Ireland’s banking crisis bears the clear imprint of global influences, yet it was in crucial ways
“home-made.” This report aims to clarify how different factors – external and domestic,
macroeconomic and structural – interacted to cause the crisis. On this basis, it seeks to draw policy
lessons, and it also fulfils the mandate of identifying follow-up areas for the planned Commission
of Investigation. It is thus a diagnostic rather than a forensic study; and it aims to complement the
parallel report by Governor Honohan.
In the run-up to Ireland’s crisis, global financial markets featured an extended period of high
liquidity and low risk premia.

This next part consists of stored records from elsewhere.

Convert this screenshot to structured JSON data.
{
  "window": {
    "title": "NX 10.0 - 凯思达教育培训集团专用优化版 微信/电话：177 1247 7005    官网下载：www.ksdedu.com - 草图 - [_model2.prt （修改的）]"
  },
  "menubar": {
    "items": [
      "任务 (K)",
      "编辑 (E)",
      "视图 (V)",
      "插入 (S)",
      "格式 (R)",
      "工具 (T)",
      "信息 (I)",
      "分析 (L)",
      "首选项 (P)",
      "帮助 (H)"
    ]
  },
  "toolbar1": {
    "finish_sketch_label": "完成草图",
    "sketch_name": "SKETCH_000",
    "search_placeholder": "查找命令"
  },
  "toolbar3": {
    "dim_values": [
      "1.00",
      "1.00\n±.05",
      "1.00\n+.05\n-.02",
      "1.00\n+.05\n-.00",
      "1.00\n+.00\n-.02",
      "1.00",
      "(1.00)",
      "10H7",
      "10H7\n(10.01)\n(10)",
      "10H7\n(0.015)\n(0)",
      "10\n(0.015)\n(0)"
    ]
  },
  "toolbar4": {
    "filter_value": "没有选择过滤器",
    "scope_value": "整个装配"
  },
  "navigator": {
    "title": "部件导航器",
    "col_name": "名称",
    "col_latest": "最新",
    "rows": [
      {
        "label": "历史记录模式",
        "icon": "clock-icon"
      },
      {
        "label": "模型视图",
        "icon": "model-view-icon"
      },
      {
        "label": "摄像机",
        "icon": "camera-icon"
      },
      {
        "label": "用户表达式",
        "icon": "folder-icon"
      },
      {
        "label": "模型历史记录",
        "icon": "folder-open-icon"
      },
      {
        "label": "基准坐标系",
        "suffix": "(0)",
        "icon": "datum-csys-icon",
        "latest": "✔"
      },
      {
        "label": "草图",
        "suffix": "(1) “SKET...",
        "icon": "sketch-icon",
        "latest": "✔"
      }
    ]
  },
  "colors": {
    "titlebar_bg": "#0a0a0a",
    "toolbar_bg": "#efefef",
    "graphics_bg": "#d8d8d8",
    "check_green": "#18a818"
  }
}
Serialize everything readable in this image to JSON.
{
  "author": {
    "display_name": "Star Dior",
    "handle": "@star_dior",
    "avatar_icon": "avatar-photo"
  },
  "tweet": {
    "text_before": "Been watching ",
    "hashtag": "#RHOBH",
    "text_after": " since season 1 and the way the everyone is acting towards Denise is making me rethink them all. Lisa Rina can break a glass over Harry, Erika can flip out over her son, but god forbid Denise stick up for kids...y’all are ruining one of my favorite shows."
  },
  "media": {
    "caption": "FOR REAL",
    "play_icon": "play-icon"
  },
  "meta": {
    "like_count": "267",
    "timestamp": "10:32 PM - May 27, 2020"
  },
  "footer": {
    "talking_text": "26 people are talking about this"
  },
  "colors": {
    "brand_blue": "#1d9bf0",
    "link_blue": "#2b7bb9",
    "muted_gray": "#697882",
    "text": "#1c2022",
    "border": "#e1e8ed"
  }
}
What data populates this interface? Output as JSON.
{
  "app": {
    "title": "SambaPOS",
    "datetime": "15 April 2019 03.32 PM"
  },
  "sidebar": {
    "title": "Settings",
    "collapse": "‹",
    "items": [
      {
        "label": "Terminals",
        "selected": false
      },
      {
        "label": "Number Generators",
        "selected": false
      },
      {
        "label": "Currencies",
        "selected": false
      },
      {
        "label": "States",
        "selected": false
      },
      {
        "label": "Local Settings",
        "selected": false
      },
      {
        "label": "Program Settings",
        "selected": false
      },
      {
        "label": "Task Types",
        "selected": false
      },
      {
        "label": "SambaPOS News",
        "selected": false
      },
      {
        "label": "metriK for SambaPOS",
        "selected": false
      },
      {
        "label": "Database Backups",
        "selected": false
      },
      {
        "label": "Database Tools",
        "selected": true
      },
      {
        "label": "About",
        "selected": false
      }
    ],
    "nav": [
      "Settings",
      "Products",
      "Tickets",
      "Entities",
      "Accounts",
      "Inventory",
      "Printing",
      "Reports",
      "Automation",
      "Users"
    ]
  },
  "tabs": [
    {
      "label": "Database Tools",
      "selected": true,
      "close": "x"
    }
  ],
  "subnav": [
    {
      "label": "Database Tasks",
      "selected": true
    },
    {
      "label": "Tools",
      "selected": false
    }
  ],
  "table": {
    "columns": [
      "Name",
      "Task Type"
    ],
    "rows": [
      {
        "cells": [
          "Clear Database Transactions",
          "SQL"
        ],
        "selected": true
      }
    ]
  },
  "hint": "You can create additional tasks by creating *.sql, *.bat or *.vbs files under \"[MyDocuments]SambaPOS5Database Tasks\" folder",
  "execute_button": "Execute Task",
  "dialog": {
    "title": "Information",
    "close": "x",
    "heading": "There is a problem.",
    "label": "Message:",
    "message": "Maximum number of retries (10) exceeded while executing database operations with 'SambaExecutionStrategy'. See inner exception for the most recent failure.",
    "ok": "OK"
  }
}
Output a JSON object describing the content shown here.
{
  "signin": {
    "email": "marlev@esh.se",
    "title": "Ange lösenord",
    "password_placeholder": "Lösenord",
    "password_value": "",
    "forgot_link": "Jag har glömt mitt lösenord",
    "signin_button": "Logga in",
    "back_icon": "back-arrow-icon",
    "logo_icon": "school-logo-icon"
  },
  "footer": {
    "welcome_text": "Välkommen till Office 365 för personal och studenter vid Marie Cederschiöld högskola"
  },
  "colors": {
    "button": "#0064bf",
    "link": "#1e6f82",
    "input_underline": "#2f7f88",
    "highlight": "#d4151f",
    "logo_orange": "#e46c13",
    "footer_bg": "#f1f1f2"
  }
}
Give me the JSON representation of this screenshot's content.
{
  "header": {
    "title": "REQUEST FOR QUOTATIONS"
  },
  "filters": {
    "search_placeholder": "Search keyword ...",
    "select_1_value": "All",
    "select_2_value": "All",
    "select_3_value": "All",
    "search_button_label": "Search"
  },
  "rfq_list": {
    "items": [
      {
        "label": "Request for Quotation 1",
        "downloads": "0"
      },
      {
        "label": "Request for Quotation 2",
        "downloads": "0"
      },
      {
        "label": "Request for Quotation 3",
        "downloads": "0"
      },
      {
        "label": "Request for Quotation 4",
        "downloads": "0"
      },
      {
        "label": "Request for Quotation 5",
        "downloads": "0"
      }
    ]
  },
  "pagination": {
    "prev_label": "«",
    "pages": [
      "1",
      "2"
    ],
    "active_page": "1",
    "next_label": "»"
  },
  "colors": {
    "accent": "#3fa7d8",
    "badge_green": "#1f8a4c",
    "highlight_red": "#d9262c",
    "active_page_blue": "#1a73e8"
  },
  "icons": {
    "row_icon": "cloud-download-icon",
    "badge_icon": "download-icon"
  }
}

Monetary conditions in the euro area were also easy relative to the
levels of growth and inflation in Ireland. Financial integration in the euro area was deepening, and
banks in Ireland had unprecedented access to cross-border funding. As in many smaller EU
economies, moreover, the entry of foreign banks intensified competition in lending. Against this
backdrop, it is not surprising that Ireland experienced a strong and extended domestic financial
boom, accompanied by an influx of foreign savings.
This boom needs to be seen also in the context of Ireland’s strong and extended expansion during
the previous decade, when the economy caught up with and surpassed average EU living standards.
This fostered expectations of a continued rise in living standards and in asset values. Another factor,
with even deeper roots, was the strong and pervasive preference in Irish society for property as an
asset, and the fact that Ireland had never experienced a property crash